╭──
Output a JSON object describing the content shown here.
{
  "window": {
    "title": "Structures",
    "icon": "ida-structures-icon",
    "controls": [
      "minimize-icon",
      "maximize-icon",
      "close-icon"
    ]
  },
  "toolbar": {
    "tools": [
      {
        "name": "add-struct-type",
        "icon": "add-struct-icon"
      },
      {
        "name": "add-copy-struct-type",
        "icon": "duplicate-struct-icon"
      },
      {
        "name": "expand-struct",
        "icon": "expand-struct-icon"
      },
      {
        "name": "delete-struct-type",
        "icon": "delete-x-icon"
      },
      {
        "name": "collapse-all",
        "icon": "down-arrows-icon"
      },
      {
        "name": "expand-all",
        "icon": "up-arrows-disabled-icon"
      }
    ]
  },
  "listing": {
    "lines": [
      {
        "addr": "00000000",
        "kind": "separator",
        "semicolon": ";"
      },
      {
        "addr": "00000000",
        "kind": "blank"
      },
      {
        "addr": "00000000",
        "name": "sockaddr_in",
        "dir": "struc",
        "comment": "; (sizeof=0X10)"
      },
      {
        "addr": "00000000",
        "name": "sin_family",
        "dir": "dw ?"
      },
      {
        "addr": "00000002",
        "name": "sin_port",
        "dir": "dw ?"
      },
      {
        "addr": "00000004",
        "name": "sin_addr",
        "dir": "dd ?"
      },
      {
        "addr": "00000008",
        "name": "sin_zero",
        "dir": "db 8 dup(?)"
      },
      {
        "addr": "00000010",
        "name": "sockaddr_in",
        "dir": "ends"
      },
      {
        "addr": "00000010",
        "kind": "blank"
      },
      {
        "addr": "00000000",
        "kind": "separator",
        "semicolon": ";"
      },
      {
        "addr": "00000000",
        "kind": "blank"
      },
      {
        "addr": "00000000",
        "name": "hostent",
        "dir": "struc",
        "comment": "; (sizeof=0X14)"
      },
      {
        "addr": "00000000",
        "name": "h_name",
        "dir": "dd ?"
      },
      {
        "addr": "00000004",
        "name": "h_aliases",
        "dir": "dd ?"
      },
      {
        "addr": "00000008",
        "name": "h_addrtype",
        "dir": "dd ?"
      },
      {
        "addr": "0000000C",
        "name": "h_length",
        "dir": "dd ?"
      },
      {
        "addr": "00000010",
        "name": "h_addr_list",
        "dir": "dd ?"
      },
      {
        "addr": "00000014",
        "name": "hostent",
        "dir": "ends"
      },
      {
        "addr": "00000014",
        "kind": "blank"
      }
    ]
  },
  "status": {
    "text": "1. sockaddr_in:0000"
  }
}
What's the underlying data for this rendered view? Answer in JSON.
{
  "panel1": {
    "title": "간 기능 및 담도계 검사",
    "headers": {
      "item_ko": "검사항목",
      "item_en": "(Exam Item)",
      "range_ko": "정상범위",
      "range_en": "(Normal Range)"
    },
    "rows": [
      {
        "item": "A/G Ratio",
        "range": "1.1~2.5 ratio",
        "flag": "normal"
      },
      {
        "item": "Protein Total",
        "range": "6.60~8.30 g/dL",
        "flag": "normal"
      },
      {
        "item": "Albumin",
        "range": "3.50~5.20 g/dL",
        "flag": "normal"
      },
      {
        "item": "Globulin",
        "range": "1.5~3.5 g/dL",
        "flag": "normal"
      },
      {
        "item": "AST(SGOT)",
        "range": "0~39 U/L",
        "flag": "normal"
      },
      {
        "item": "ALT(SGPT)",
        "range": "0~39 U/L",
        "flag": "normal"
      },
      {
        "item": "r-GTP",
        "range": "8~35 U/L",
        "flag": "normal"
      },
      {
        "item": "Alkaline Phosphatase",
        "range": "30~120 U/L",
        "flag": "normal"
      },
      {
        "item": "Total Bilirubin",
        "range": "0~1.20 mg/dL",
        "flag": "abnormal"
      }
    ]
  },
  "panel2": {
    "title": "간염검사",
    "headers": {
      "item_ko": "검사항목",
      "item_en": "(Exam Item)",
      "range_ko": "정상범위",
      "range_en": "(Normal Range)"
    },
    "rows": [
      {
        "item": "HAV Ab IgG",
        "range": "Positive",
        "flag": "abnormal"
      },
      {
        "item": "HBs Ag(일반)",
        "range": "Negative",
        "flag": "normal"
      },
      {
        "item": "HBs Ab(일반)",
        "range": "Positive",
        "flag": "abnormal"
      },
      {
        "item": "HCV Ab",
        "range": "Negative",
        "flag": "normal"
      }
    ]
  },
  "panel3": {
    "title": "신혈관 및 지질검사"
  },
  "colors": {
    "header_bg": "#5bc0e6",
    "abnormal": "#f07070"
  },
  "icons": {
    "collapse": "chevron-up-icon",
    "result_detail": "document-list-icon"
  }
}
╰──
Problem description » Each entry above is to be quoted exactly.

Answer space »
Output a JSON object describing the content shown here.
{
  "window": {
    "title": "Structures",
    "icon": "ida-structures-icon",
    "controls": [
      "minimize-icon",
      "maximize-icon",
      "close-icon"
    ]
  },
  "toolbar": {
    "tools": [
      {
        "name": "add-struct-type",
        "icon": "add-struct-icon"
      },
      {
        "name": "add-copy-struct-type",
        "icon": "duplicate-struct-icon"
      },
      {
        "name": "expand-struct",
        "icon": "expand-struct-icon"
      },
      {
        "name": "delete-struct-type",
        "icon": "delete-x-icon"
      },
      {
        "name": "collapse-all",
        "icon": "down-arrows-icon"
      },
      {
        "name": "expand-all",
        "icon": "up-arrows-disabled-icon"
      }
    ]
  },
  "listing": {
    "lines": [
      {
        "addr": "00000000",
        "kind": "separator",
        "semicolon": ";"
      },
      {
        "addr": "00000000",
        "kind": "blank"
      },
      {
        "addr": "00000000",
        "name": "sockaddr_in",
        "dir": "struc",
        "comment": "; (sizeof=0X10)"
      },
      {
        "addr": "00000000",
        "name": "sin_family",
        "dir": "dw ?"
      },
      {
        "addr": "00000002",
        "name": "sin_port",
        "dir": "dw ?"
      },
      {
        "addr": "00000004",
        "name": "sin_addr",
        "dir": "dd ?"
      },
      {
        "addr": "00000008",
        "name": "sin_zero",
        "dir": "db 8 dup(?)"
      },
      {
        "addr": "00000010",
        "name": "sockaddr_in",
        "dir": "ends"
      },
      {
        "addr": "00000010",
        "kind": "blank"
      },
      {
        "addr": "00000000",
        "kind": "separator",
        "semicolon": ";"
      },
      {
        "addr": "00000000",
        "kind": "blank"
      },
      {
        "addr": "00000000",
        "name": "hostent",
        "dir": "struc",
        "comment": "; (sizeof=0X14)"
      },
      {
        "addr": "00000000",
        "name": "h_name",
        "dir": "dd ?"
      },
      {
        "addr": "00000004",
        "name": "h_aliases",
        "dir": "dd ?"
      },
      {
        "addr": "00000008",
        "name": "h_addrtype",
        "dir": "dd ?"
      },
      {
        "addr": "0000000C",
        "name": "h_length",
        "dir": "dd ?"
      },
      {
        "addr": "00000010",
        "name": "h_addr_list",
        "dir": "dd ?"
      },
      {
        "addr": "00000014",
        "name": "hostent",
        "dir": "ends"
      },
      {
        "addr": "00000014",
        "kind": "blank"
      }
    ]
  },
  "status": {
    "text": "1. sockaddr_in:0000"
  }
}
What's the underlying data for this rendered view? Answer in JSON.
{
  "panel1": {
    "title": "간 기능 및 담도계 검사",
    "headers": {
      "item_ko": "검사항목",
      "item_en": "(Exam Item)",
      "range_ko": "정상범위",
      "range_en": "(Normal Range)"
    },
    "rows": [
      {
        "item": "A/G Ratio",
        "range": "1.1~2.5 ratio",
        "flag": "normal"
      },
      {
        "item": "Protein Total",
        "range": "6.60~8.30 g/dL",
        "flag": "normal"
      },
      {
        "item": "Albumin",
        "range": "3.50~5.20 g/dL",
        "flag": "normal"
      },
      {
        "item": "Globulin",
        "range": "1.5~3.5 g/dL",
        "flag": "normal"
      },
      {
        "item": "AST(SGOT)",
        "range": "0~39 U/L",
        "flag": "normal"
      },
      {
        "item": "ALT(SGPT)",
        "range": "0~39 U/L",
        "flag": "normal"
      },
      {
        "item": "r-GTP",
        "range": "8~35 U/L",
        "flag": "normal"
      },
      {
        "item": "Alkaline Phosphatase",
        "range": "30~120 U/L",
        "flag": "normal"
      },
      {
        "item": "Total Bilirubin",
        "range": "0~1.20 mg/dL",
        "flag": "abnormal"
      }
    ]
  },
  "panel2": {
    "title": "간염검사",
    "headers": {
      "item_ko": "검사항목",
      "item_en": "(Exam Item)",
      "range_ko": "정상범위",
      "range_en": "(Normal Range)"
    },
    "rows": [
      {
        "item": "HAV Ab IgG",
        "range": "Positive",
        "flag": "abnormal"
      },
      {
        "item": "HBs Ag(일반)",
        "range": "Negative",
        "flag": "normal"
      },
      {
        "item": "HBs Ab(일반)",
        "range": "Positive",
        "flag": "abnormal"
      },
      {
        "item": "HCV Ab",
        "range": "Negative",
        "flag": "normal"
      }
    ]
  },
  "panel3": {
    "title": "신혈관 및 지질검사"
  },
  "colors": {
    "header_bg": "#5bc0e6",
    "abnormal": "#f07070"
  },
  "icons": {
    "collapse": "chevron-up-icon",
    "result_detail": "document-list-icon"
  }
}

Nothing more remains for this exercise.